  31. 41. Best of the Best Business Plans
  32. 42. From online winning business plan (
  33. 44. Next week project lab: <ul><li>Storyboard and wireframe your system: </li></ul><ul><li>First you will identify one or two key user scenarios from end to end. Then you will storyboard your system as it will address these one or two key user scenarios. You will then do a wireframe sketch of one or two pages of your storyboard. It is important to scope the scale of this project so that you can tell your entire story in about fifteen minutes. </li></ul>
  34. 45. Identity Key User Scenario <ul><li>Describes user sequence for a particular user, but not specific features. </li></ul><ul><li>Example for group mobile messaging system with photo sharing: </li></ul><ul><li>Jane is having an impromptu dinner party on a Friday night. She creates a dynamic communication group &quot;Jane's Dinner Party&quot; of her friends with her mobile phone, and invites them.   The group of friends she invites for the dinner party use the communication group to organize rides prior to the dinner, and to share photos after the dinner.   One of her guests brings a friend.  Jane easily adds the friend to the communication group at the dinner party.  Several people take pictures on their camera phones and share them with the group.   Two weeks later, one of the people at the Jane's dinner party is organizing a new year's party. He wants to make a new group with most, but not all, of the original group, as well as additional people. He quickly makes a group using Jane's dinner party list, and then adds and removes a few people. </li></ul>
  35. 46. Traditional Story Board <ul><li>Sequence of scenes </li></ul>
  36. 47. Story Board for Web Site <ul><li>Sequence </li></ul><ul><li>Interaction capabilities means more flow chart </li></ul>
  37. 52. Storyboarding tips <ul><li>Use key user scenario to assure have primary pages in story board </li></ul><ul><li>Start with sticky notes on white board, then take picture and convert </li></ul><ul><li>Think through sequence of events, arrows appropriately </li></ul><ul><li>Minimal clicks possible </li></ul><ul><li>Always clear to user where to go next in sequence – don’t overpower with a million options, 1 to 3 </li></ul><ul><li>Visio? Photoshop </li></ul>
  38. 53. Wireframes <ul><li>Line drawings of user interface </li></ul><ul><li>Key pages in user scenario </li></ul><ul><li>Focus is on interaction design, not on making too pretty </li></ul><ul><li>Start with sketches </li></ul><ul><li>Then do in visio/photoshop </li></ul><ul><ul><li>Tendency to “overload” pages </li></ul></ul><ul><ul><li>Important to see if feasible to fit it all on one page </li></ul></ul>

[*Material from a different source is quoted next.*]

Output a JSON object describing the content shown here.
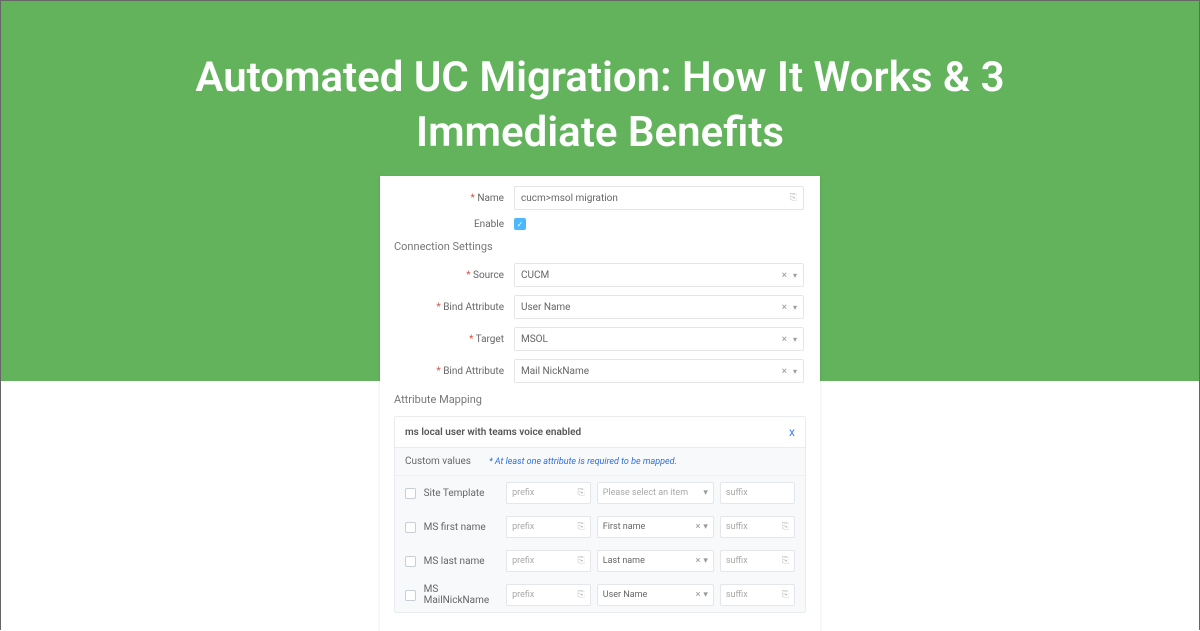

  39. 54. Raw sketches
  40. 59. <ul><li>Sidekick style eventing tool </li></ul>